Normally, birds that come to feeders obtain only about 20% of their daily calories from food offered in feeders; the rest come from natural food sources. In contrast, during periods of cold weather, your birds may use your feeders to load up on calories as a means of survival.
Birds continue to need a source of water for drinking to maintain their metabolism during dry, cold weather. Clean feathers help birds stay warm, and a bird bath is often the only way for some birds to drink and keep their feathers in top condition when it’s cold.
Most birds adjust their feathers to create air pockets, which help them keep warm. The soft, fluffy down feathers are puffed up with air to create a warm blanket around the bird. The body feathers lie on top of each other, overlapping like shingles on a roof. Small interlocking barbules, or “hairs,” zip their feathers together to create an airtight windbreaker.

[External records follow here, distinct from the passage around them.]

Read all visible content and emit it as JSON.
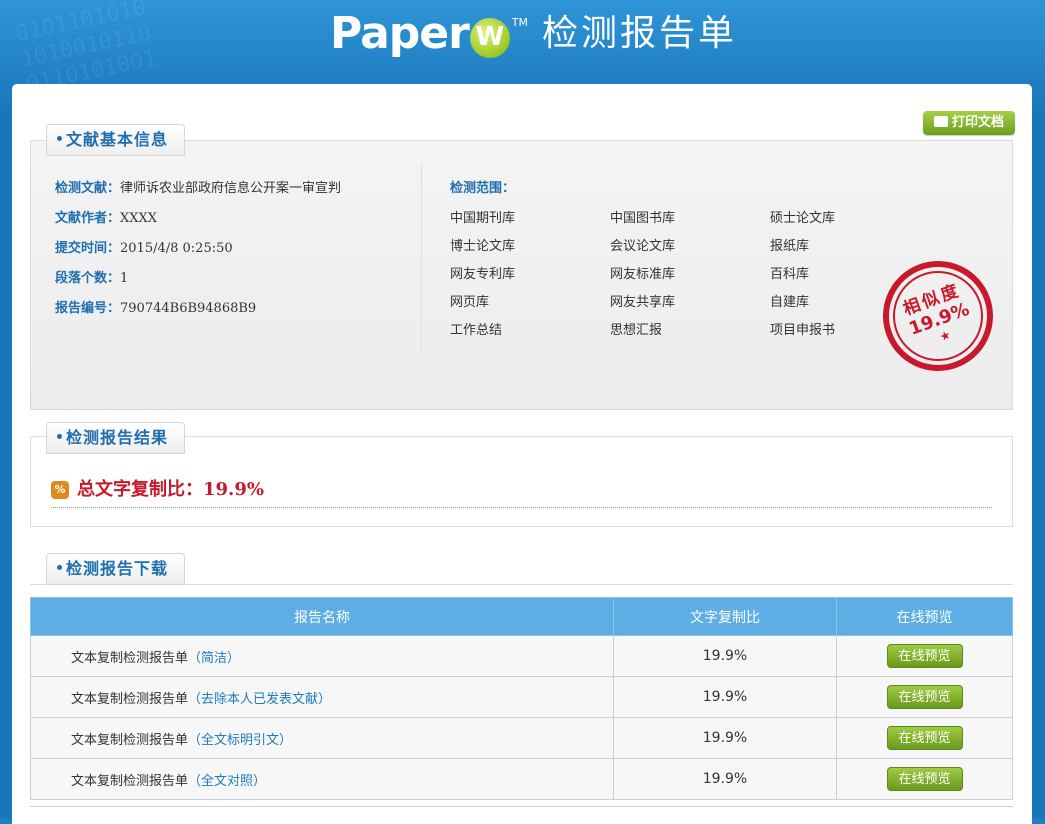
{
  "header": {
    "logo_text": "Paper",
    "logo_mark": "W",
    "logo_tm": "TM",
    "title": "检测报告单"
  },
  "toolbar": {
    "print_label": "打印文档"
  },
  "info": {
    "section_title": "文献基本信息",
    "rows": [
      {
        "label": "检测文献：",
        "value": "律师诉农业部政府信息公开案一审宣判"
      },
      {
        "label": "文献作者：",
        "value": "XXXX"
      },
      {
        "label": "提交时间：",
        "value": "2015/4/8 0:25:50"
      },
      {
        "label": "段落个数：",
        "value": "1"
      },
      {
        "label": "报告编号：",
        "value": "790744B6B94868B9"
      }
    ],
    "scope_label": "检测范围：",
    "scope": [
      "中国期刊库",
      "中国图书库",
      "硕士论文库",
      "博士论文库",
      "会议论文库",
      "报纸库",
      "网友专利库",
      "网友标准库",
      "百科库",
      "网页库",
      "网友共享库",
      "自建库",
      "工作总结",
      "思想汇报",
      "项目申报书"
    ],
    "stamp": {
      "title": "相似度",
      "value": "19.9%",
      "star": "★"
    }
  },
  "result": {
    "section_title": "检测报告结果",
    "icon": "%",
    "label": "总文字复制比：",
    "value": "19.9%"
  },
  "download": {
    "section_title": "检测报告下载",
    "columns": [
      "报告名称",
      "文字复制比",
      "在线预览"
    ],
    "rows": [
      {
        "name": "文本复制检测报告单",
        "sub": "（简洁）",
        "ratio": "19.9%",
        "action": "在线预览"
      },
      {
        "name": "文本复制检测报告单",
        "sub": "（去除本人已发表文献）",
        "ratio": "19.9%",
        "action": "在线预览"
      },
      {
        "name": "文本复制检测报告单",
        "sub": "（全文标明引文）",
        "ratio": "19.9%",
        "action": "在线预览"
      },
      {
        "name": "文本复制检测报告单",
        "sub": "（全文对照）",
        "ratio": "19.9%",
        "action": "在线预览"
      }
    ]
  },
  "colors": {
    "accent": "#1f6fb0",
    "header_bg": "#1a76ba",
    "table_head": "#5eaee6",
    "stamp": "#c8192b",
    "button": "#7fb02a"
  }
}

Also, most birds preen their feathers with the oil produced by a gland on their backs near their tails to create a waterpoof rain coat. Research has shown that a chickadee with well-maintained feathers can create a 70° (F) layer of insulation between the outside air and its skin.
Birds need a place to escape the elements. Installing roosting and nesting boxes in your backyard can give birds a warm, dry place to stay overnight. Shelter is also necessary for protection against natural predators, such as birds of prey and cats.